Bring your own device (BYOD) is nothing new – employees have been using their personal IT in the workplace, or at home for work purposes, since the last millennium.
Nor is it something most IT departments can prevent – even if personal devices are barred from the corporate network, there’s not much IT can do about the use of personal devices, personal mobile apps or software, and personal cloud services, while employees are working.
Instead, corporate IT organisation and Vietnam software services should look at BYOD for what it is – an employee reaction to being able to use whatever they need to use to get their work done. Some might say it’s employees filling the void left by IT, as personal technology has advanced more quickly than its corporate counterpart.
But it doesn’t matter what the cause is, IT departments need to do whatever they can to manage and mitigate BYOD risks and the associated business-level exposure.
What exactly is BYOD?
BYOD can mean different things to different people. For some it’s the sanctioned use of personal devices on the corporate network; for others it encompasses any use of personal IT (including software) for business use. An IT department’s BYOD strategy, policies, and management tools will depend on their perspective.
There are alternatives approaches to BYOD. One is to have an “open season” approach where the corporate IT team provides and supports all types of devices to all employees – but this is rare. Another is to “ban” BYOD. This is generally disliked by employees who feel like they have to “take a step back in time” when they compare their new shiny lightweight consumer laptop to their old corporate laptop, for example.
And of course you just know that the shiny personal laptop will be used, and will thus contain corporate data (probably insecurely), whenever possible. A third approach is CYOD – choose your own device – where the corporate IT department allows employees to choose the latest consumer technology but from a limited selection of devices.
Whatever the flavour of BYOD, there’s no doubt that employees think that the newer devices and mobile application development help them to reduce the friction between themselves and their enterprise IT systems, or to avoid the enterprise software entirely. Thus, correctly done, BYOD can improve end-user satisfaction, increase their productivity, and potentially reduce IT costs.
However, there are significant risks associated with BYOD, no matter the strategy and policies, which might relate to: the introduction of untrusted devices into the corporate environment, data security, or other possibilities such as the use of unlicensed software.
Thankfully IT can mitigate these risks by applying suitable user, network, and application controls.
The Risks of BYOD
The risks introduced by BYOD include, but are not limited to, the following:

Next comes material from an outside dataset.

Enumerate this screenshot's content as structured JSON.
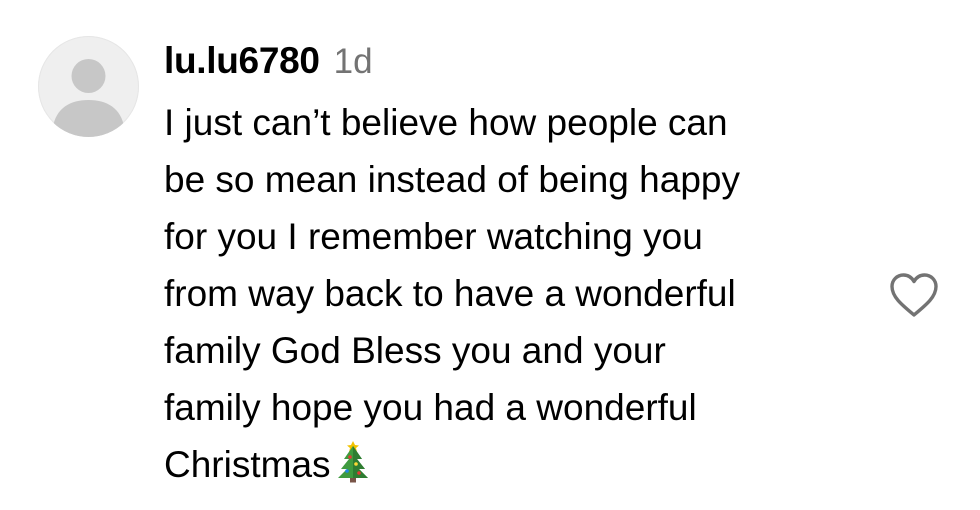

- Network scanning tools that search any attached network
- Spamming tools that use the corporate bandwidth to send spam emails
- Keyloggers that watch for, and steal, corporate logins
- Accessing websites that are against corporate policy
- Over-running IT with support calls for untrusted, and potentially unsupported, devices
- Loss of data or loss of devices and the data on them
The corporate IT department should thus take the security-stance that any employee network used for web and email access is untrusted, as are the devices connected to them.
There are five things that can limit your organisation’s BYOD exposure.
- Make BYOD the exception to the rule
This is a limitation program that only lets specific end-user roles use personal devices on the corporate network, for example, 100 per cent-mobile users or senior executives.
It doesn’t make BYOD safe but it can reduce the scope and attack surface. This of course doesn’t stop any given employee from using their personal device for business work, or even their business device for personal use.
2. Leverage community self-support
To mitigate the risk, and impact, of overwhelming the IT service desk with the need to support an impossible number of personal devices, provide a wiki community where BYOD’ers can help each other.
This can be a successful strategy when employees are using the same, popular consumer-grade devices such as Android phones, as they tend to have the same initial and then usability issues. Corporate IT can also provide FAQs and other self-service knowledge articles for things like how to set up corporate email on Android, iOS, and Windows devices where appropriate.
3. Zero-trust network
This is the abovementioned approach where IT adopts the policy of not trusting any device or “open” corporate network, such as those connecting to the Internet. For example, many corporate systems are now software-as-a-service and thus accessed via a browser or mobile application over the corporate network and then the Internet.
Additionally, access to sensitive systems, such as HR systems, can be restricted to trusted devices (i.e. not BYOD) via secure identification mechanisms and network controls.
4. Trusted end-point on untrusted device
While mobile device management (MDM) tools are already popular, there’s also a management approach that separates out the device, applications, and data. For mobile devices, such as laptops, the end user can self-install a virtual desktop to represent a trusted end-point on an untrusted device.
There are very mature solutions on the market, even for smartphones, such that IT can support the trusted end-point but leave the end user to manage the rest of the device.
5. Identity and access management
Identity systems from vendors such as Microsoft, VMware, and Okta can uniquely identify an end user, link them to a device and location, and then use ticketing systems to allow them to single sign-on to multiple corporate systems.
These are self-service and therefore require minimal end-user IT support. Plus, they offer detailed logs of who accessed which systems, when, and from where, to provide a suitable audit log for compliance purposes and random security checks.